──────── Dataset records

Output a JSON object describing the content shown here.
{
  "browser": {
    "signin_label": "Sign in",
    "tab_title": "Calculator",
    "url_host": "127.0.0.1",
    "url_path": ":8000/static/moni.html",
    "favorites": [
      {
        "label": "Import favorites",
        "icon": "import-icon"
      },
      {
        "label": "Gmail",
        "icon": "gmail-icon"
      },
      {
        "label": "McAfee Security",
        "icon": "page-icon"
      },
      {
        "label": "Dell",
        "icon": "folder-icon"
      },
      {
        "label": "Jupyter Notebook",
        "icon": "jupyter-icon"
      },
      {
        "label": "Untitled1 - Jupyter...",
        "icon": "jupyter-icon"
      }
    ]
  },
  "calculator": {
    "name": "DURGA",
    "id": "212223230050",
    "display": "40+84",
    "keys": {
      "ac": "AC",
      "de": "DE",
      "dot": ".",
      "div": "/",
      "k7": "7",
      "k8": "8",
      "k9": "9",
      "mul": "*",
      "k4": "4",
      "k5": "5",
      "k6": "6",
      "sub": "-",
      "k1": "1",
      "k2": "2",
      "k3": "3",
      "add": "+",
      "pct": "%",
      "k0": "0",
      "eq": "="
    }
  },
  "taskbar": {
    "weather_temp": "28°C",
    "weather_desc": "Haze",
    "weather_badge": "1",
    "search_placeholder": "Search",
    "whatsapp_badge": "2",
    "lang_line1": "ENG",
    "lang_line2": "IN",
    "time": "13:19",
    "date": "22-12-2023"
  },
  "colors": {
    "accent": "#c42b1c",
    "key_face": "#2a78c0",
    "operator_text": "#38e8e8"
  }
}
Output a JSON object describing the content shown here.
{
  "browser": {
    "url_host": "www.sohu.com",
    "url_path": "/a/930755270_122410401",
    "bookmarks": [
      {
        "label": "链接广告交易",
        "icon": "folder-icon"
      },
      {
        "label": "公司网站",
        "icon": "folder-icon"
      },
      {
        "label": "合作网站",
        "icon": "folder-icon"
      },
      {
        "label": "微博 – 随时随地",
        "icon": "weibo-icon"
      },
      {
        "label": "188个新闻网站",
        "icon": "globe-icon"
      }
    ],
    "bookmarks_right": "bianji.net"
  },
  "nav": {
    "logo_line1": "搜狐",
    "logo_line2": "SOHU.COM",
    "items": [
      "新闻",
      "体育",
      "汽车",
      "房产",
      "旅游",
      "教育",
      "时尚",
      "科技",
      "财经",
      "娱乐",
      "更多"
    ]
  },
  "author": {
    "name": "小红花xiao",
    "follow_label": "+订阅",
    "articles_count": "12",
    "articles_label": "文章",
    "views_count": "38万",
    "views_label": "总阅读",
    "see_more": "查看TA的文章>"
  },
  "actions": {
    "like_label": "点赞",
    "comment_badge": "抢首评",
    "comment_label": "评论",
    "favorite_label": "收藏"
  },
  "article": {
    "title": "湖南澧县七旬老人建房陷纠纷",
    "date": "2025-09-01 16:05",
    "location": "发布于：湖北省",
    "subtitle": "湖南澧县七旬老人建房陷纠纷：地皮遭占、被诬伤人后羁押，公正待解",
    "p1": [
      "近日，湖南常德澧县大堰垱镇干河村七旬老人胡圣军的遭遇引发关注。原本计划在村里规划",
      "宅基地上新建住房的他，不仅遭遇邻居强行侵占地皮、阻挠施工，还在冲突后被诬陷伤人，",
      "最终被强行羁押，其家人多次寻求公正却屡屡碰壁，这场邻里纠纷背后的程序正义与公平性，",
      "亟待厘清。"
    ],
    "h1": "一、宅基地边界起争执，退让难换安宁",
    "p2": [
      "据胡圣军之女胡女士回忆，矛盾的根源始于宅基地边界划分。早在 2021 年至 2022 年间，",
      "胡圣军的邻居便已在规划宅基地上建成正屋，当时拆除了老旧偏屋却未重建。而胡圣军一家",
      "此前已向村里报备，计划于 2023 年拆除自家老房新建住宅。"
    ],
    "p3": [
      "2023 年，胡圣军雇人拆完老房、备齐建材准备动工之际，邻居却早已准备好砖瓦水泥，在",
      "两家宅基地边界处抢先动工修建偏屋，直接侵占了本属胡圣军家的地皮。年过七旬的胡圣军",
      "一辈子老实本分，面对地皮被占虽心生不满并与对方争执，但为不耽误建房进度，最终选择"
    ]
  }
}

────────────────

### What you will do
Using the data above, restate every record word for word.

### Written solution
Output a JSON object describing the content shown here.
{
  "browser": {
    "signin_label": "Sign in",
    "tab_title": "Calculator",
    "url_host": "127.0.0.1",
    "url_path": ":8000/static/moni.html",
    "favorites": [
      {
        "label": "Import favorites",
        "icon": "import-icon"
      },
      {
        "label": "Gmail",
        "icon": "gmail-icon"
      },
      {
        "label": "McAfee Security",
        "icon": "page-icon"
      },
      {
        "label": "Dell",
        "icon": "folder-icon"
      },
      {
        "label": "Jupyter Notebook",
        "icon": "jupyter-icon"
      },
      {
        "label": "Untitled1 - Jupyter...",
        "icon": "jupyter-icon"
      }
    ]
  },
  "calculator": {
    "name": "DURGA",
    "id": "212223230050",
    "display": "40+84",
    "keys": {
      "ac": "AC",
      "de": "DE",
      "dot": ".",
      "div": "/",
      "k7": "7",
      "k8": "8",
      "k9": "9",
      "mul": "*",
      "k4": "4",
      "k5": "5",
      "k6": "6",
      "sub": "-",
      "k1": "1",
      "k2": "2",
      "k3": "3",
      "add": "+",
      "pct": "%",
      "k0": "0",
      "eq": "="
    }
  },
  "taskbar": {
    "weather_temp": "28°C",
    "weather_desc": "Haze",
    "weather_badge": "1",
    "search_placeholder": "Search",
    "whatsapp_badge": "2",
    "lang_line1": "ENG",
    "lang_line2": "IN",
    "time": "13:19",
    "date": "22-12-2023"
  },
  "colors": {
    "accent": "#c42b1c",
    "key_face": "#2a78c0",
    "operator_text": "#38e8e8"
  }
}
Output a JSON object describing the content shown here.
{
  "browser": {
    "url_host": "www.sohu.com",
    "url_path": "/a/930755270_122410401",
    "bookmarks": [
      {
        "label": "链接广告交易",
        "icon": "folder-icon"
      },
      {
        "label": "公司网站",
        "icon": "folder-icon"
      },
      {
        "label": "合作网站",
        "icon": "folder-icon"
      },
      {
        "label": "微博 – 随时随地",
        "icon": "weibo-icon"
      },
      {
        "label": "188个新闻网站",
        "icon": "globe-icon"
      }
    ],
    "bookmarks_right": "bianji.net"
  },
  "nav": {
    "logo_line1": "搜狐",
    "logo_line2": "SOHU.COM",
    "items": [
      "新闻",
      "体育",
      "汽车",
      "房产",
      "旅游",
      "教育",
      "时尚",
      "科技",
      "财经",
      "娱乐",
      "更多"
    ]
  },
  "author": {
    "name": "小红花xiao",
    "follow_label": "+订阅",
    "articles_count": "12",
    "articles_label": "文章",
    "views_count": "38万",
    "views_label": "总阅读",
    "see_more": "查看TA的文章>"
  },
  "actions": {
    "like_label": "点赞",
    "comment_badge": "抢首评",
    "comment_label": "评论",
    "favorite_label": "收藏"
  },
  "article": {
    "title": "湖南澧县七旬老人建房陷纠纷",
    "date": "2025-09-01 16:05",
    "location": "发布于：湖北省",
    "subtitle": "湖南澧县七旬老人建房陷纠纷：地皮遭占、被诬伤人后羁押，公正待解",
    "p1": [
      "近日，湖南常德澧县大堰垱镇干河村七旬老人胡圣军的遭遇引发关注。原本计划在村里规划",
      "宅基地上新建住房的他，不仅遭遇邻居强行侵占地皮、阻挠施工，还在冲突后被诬陷伤人，",
      "最终被强行羁押，其家人多次寻求公正却屡屡碰壁，这场邻里纠纷背后的程序正义与公平性，",
      "亟待厘清。"
    ],
    "h1": "一、宅基地边界起争执，退让难换安宁",
    "p2": [
      "据胡圣军之女胡女士回忆，矛盾的根源始于宅基地边界划分。早在 2021 年至 2022 年间，",
      "胡圣军的邻居便已在规划宅基地上建成正屋，当时拆除了老旧偏屋却未重建。而胡圣军一家",
      "此前已向村里报备，计划于 2023 年拆除自家老房新建住宅。"
    ],
    "p3": [
      "2023 年，胡圣军雇人拆完老房、备齐建材准备动工之际，邻居却早已准备好砖瓦水泥，在",
      "两家宅基地边界处抢先动工修建偏屋，直接侵占了本属胡圣军家的地皮。年过七旬的胡圣军",
      "一辈子老实本分，面对地皮被占虽心生不满并与对方争执，但为不耽误建房进度，最终选择"
    ]
  }
}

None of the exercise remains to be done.